Nick said...

"Congress is not stuffed full of Hollywood startlets"

Actually, US politics is pretty full of celebs of one sort or another, ranging from baseball players to astronauts. But then it's also fairly full of political hacks and rich businessmen.

Primaries in the UK might break up the hackocracy and start filling up Parliament with doctors and the like (though I do think it would "trusted professionals" rather than a range of "real jobs") but I'm not sure US politics really demonstrates this point all that well.

"primaries should reward those candidates who can communicate with local Labour-supporting electorates"

I'm a little confused as to why that would be case - with a low expenditure limit there wouldn't really be any way of communicating with the electorate in a primary, and they'd just judge on the 2-page CV, as happened in Totnes.

In Labour selections, flawed as the current process no doubt may be, you do actually have to go round every member's house and talk to them in person and in detail. This does allow good "outsiders" (Chuka is actually an example of this) a chance with a good campaign.

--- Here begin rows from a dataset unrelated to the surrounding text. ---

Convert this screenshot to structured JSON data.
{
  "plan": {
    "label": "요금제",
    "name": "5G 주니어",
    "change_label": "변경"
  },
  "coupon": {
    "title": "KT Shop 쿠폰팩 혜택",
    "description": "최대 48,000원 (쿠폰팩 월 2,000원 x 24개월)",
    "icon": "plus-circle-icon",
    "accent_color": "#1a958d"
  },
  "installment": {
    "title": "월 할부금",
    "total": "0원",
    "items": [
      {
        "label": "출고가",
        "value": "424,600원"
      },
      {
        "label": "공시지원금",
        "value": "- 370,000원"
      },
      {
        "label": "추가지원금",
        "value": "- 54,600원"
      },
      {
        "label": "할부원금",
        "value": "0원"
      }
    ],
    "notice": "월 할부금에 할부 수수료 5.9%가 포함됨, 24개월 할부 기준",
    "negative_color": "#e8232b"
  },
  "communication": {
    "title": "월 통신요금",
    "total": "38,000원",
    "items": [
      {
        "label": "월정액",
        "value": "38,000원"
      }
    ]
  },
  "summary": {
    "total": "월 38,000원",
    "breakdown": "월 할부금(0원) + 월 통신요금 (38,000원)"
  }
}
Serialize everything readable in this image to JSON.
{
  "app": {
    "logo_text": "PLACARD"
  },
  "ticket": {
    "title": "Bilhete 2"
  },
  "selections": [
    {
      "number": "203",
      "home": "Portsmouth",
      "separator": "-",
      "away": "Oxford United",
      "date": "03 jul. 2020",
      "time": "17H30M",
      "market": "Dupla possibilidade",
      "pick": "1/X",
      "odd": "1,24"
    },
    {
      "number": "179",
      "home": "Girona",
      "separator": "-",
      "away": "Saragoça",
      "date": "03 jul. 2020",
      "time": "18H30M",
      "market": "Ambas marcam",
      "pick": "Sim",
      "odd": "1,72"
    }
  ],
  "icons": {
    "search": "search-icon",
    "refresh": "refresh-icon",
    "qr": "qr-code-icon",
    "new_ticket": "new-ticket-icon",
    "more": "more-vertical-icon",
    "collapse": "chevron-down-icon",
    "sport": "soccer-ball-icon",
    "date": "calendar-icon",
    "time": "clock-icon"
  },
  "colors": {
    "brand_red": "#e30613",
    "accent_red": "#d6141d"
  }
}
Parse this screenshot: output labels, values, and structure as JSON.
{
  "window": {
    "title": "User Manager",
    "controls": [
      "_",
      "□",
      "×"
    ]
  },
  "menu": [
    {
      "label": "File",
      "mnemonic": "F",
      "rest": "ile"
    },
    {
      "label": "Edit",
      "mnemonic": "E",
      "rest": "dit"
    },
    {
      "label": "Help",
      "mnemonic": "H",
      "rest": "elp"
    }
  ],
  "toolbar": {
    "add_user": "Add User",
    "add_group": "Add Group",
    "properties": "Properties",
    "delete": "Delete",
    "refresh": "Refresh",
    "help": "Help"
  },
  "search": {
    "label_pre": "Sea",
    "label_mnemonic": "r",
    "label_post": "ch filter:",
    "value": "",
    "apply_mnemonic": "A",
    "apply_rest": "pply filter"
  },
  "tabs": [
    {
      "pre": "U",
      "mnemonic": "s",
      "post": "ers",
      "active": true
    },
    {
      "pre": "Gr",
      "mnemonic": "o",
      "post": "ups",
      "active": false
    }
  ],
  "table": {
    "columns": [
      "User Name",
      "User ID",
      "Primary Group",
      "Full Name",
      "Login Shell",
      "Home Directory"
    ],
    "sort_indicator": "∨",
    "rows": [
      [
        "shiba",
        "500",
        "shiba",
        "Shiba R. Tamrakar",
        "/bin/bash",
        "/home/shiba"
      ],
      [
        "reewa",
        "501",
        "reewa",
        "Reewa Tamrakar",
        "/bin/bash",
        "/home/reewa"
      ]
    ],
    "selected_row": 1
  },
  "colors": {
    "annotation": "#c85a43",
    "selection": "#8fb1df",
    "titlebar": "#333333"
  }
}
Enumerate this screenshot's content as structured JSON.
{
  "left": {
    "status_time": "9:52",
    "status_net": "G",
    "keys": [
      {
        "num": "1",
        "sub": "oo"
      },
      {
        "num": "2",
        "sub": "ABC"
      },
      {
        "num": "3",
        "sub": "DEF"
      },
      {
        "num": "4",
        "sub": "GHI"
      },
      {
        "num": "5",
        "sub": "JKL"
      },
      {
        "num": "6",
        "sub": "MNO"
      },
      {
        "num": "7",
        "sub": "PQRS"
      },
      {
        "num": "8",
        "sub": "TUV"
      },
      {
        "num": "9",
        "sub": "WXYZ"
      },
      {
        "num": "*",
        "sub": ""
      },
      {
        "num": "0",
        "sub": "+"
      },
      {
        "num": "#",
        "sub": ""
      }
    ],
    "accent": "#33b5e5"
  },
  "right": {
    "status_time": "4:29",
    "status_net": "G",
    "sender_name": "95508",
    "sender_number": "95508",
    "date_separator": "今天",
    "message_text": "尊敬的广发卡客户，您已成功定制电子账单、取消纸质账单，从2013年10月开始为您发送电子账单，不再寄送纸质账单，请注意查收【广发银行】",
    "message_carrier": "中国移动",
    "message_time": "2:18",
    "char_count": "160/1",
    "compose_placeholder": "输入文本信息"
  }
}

The debate is essentially whether you want a democratic process that is wide but shallow or deep but narrow. There are arguments either way but I don't think you can have it both ways.

Two other points arise. Firstly, the shortlisting. That is where under the current system the rules are complex and can be "gamed" as Chuka says. But most advocates of primaries seem to think that the local party would still shortlist, in which case there would really be no difference in that aspect.

The other is this point on the money - people keep implying that there is simple but effective regulation of campaign spending at actual elections. There really isn't. There is a bureaucratic nightmare that can entangle those who don't know the system inside out but allows those who do to easily evade all controls.

That argument can cut both ways but let's at least acknowledge reality.

Charlie Marks said...

What do processes matter if the outcomes remain the same?

New Labour's problem is not the selection of candidates - it is policy.

The strategy has been to win support in key marginals, using tactics such as tailing opinion-formers such as the corporate press and relying heavily on focus groups and polls.

In policy terms this has meant traditional Labour voters to the vagaries of the free market.

Now that the Tory-inclined swing voters have a strong Tory party to vote for, what use for New Labour?

Robert said...

I do not think we need worry, by the time labour needs to worry about elections I'll be long dead.

Labours next program will be looking for a New Blair, or a New Thatcher, or anyone who might win labour an election, screaming and shouting the leaders name like the demented Americans is not going to make people vote.

We have seen labours idea of getting women elected, thats failed, they were hand picked by Blair to vote for him not to question him.

I think once the next elections are over the biggest problem for Labour will be staying in second place. to many people have moved away from the crack pot Labour center right group